DATA FOR ANALYSIS:
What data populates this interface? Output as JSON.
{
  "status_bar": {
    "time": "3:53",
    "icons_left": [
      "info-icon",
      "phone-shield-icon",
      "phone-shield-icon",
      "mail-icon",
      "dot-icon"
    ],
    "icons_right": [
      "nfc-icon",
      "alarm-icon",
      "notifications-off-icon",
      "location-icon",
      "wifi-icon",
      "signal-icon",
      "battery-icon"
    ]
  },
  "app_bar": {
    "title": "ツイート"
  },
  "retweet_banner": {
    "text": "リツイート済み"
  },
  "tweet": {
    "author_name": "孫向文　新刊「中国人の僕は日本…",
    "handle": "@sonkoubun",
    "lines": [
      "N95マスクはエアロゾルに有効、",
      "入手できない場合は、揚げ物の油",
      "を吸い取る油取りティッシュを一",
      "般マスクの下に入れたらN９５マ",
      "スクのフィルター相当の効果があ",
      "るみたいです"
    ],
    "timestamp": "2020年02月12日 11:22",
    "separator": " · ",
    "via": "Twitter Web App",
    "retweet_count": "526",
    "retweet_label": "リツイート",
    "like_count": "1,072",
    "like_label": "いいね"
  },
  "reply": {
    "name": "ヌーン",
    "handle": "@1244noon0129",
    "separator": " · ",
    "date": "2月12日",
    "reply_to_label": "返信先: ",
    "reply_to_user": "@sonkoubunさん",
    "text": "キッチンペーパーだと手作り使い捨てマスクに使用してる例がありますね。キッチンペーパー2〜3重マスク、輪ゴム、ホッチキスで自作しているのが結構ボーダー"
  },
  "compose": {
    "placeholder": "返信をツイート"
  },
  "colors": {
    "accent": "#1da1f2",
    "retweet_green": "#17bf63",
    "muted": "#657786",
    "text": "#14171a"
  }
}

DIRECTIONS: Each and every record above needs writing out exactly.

YOUR RESPONSE:
What data populates this interface? Output as JSON.
{
  "status_bar": {
    "time": "3:53",
    "icons_left": [
      "info-icon",
      "phone-shield-icon",
      "phone-shield-icon",
      "mail-icon",
      "dot-icon"
    ],
    "icons_right": [
      "nfc-icon",
      "alarm-icon",
      "notifications-off-icon",
      "location-icon",
      "wifi-icon",
      "signal-icon",
      "battery-icon"
    ]
  },
  "app_bar": {
    "title": "ツイート"
  },
  "retweet_banner": {
    "text": "リツイート済み"
  },
  "tweet": {
    "author_name": "孫向文　新刊「中国人の僕は日本…",
    "handle": "@sonkoubun",
    "lines": [
      "N95マスクはエアロゾルに有効、",
      "入手できない場合は、揚げ物の油",
      "を吸い取る油取りティッシュを一",
      "般マスクの下に入れたらN９５マ",
      "スクのフィルター相当の効果があ",
      "るみたいです"
    ],
    "timestamp": "2020年02月12日 11:22",
    "separator": " · ",
    "via": "Twitter Web App",
    "retweet_count": "526",
    "retweet_label": "リツイート",
    "like_count": "1,072",
    "like_label": "いいね"
  },
  "reply": {
    "name": "ヌーン",
    "handle": "@1244noon0129",
    "separator": " · ",
    "date": "2月12日",
    "reply_to_label": "返信先: ",
    "reply_to_user": "@sonkoubunさん",
    "text": "キッチンペーパーだと手作り使い捨てマスクに使用してる例がありますね。キッチンペーパー2〜3重マスク、輪ゴム、ホッチキスで自作しているのが結構ボーダー"
  },
  "compose": {
    "placeholder": "返信をツイート"
  },
  "colors": {
    "accent": "#1da1f2",
    "retweet_green": "#17bf63",
    "muted": "#657786",
    "text": "#14171a"
  }
}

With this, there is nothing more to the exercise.